MacPherson’s vocals are conversational and prodding — wordless hiccups and phrases repeated with such fervor that they become unfamiliar. His voice adds further shadow and light to this world of right angles.
However, it isn’t all inflexibility and sharp corners. The relative softness of the lovely “Paradise” is a welcome moment of earth-bound feeling, a beautifully brief piece of alt-rock balladry.
The warmth of “Paradise” can be found woven subtly throughout the record, a certain Springsteenian heft and knack for chest-swelling melody that the duo releases in small, illuminating gasps.
It’s there in the driving one-two punch of “Indonesia” and “In it to Win it,” a taste of the classic songwriting chops that help hold the sharper, stranger side of their sound together.
Vertical/Horizontal contains another echo of the Boss in its specific sense of place — it’s very much a Winnipeg record, with references to familiar landmarks and feelings. Gardiner and MacPherson mine the Prairies not for their homeliness and small-town warmth, but for their expansive strangeness — the outlandish quality of an endless and unbroken sky meeting endless and unbroken earth.

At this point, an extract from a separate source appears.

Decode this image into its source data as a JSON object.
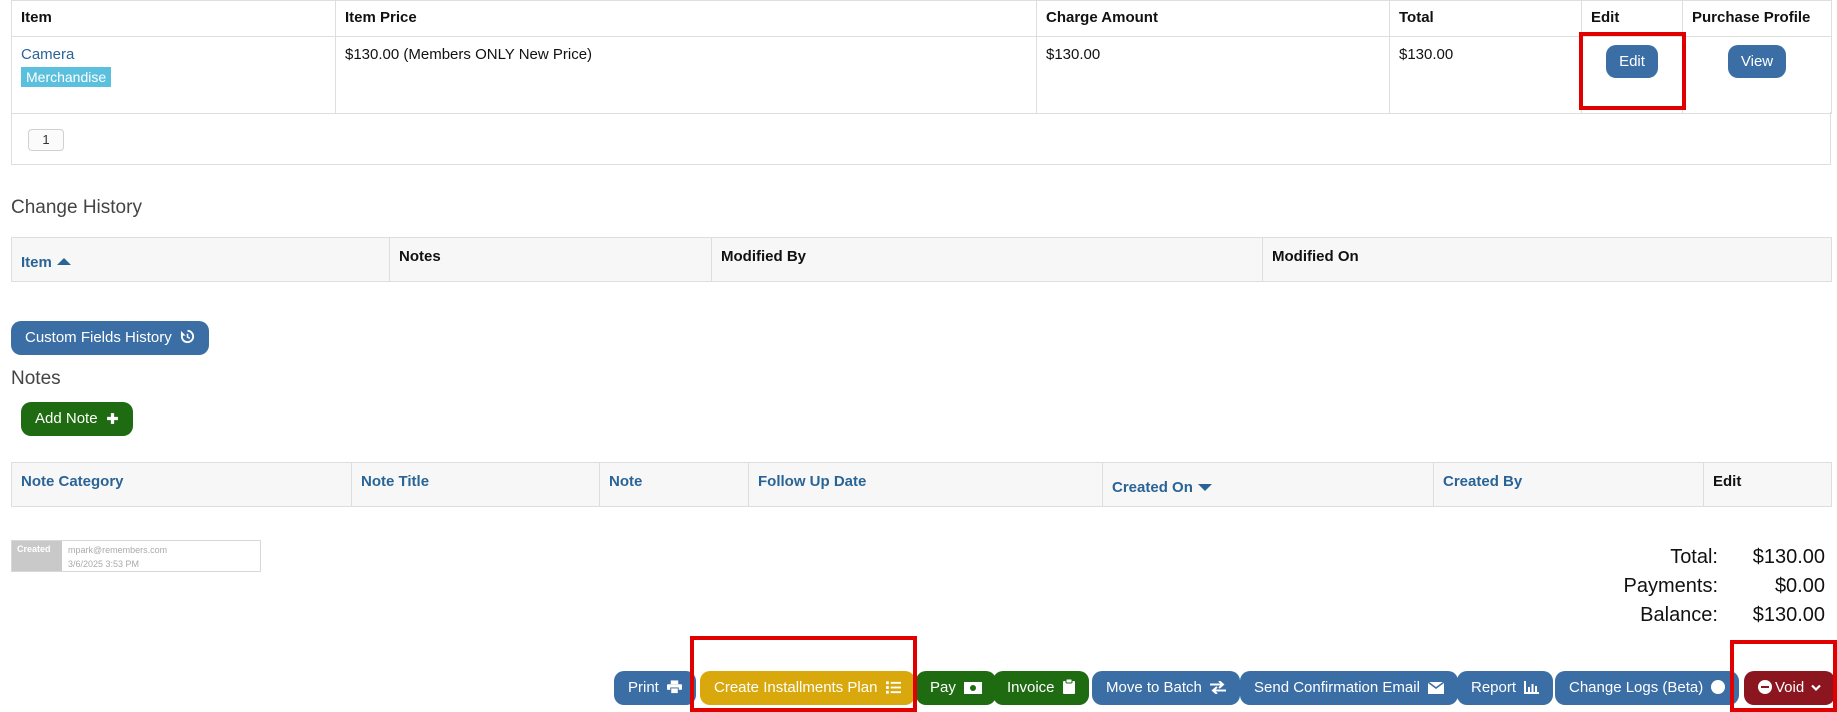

While it may have clear sonic forebears, Figure Walking has created something singular with Vertical/Horizontal — in clearing space within the songs, the duo has made room for new sensations.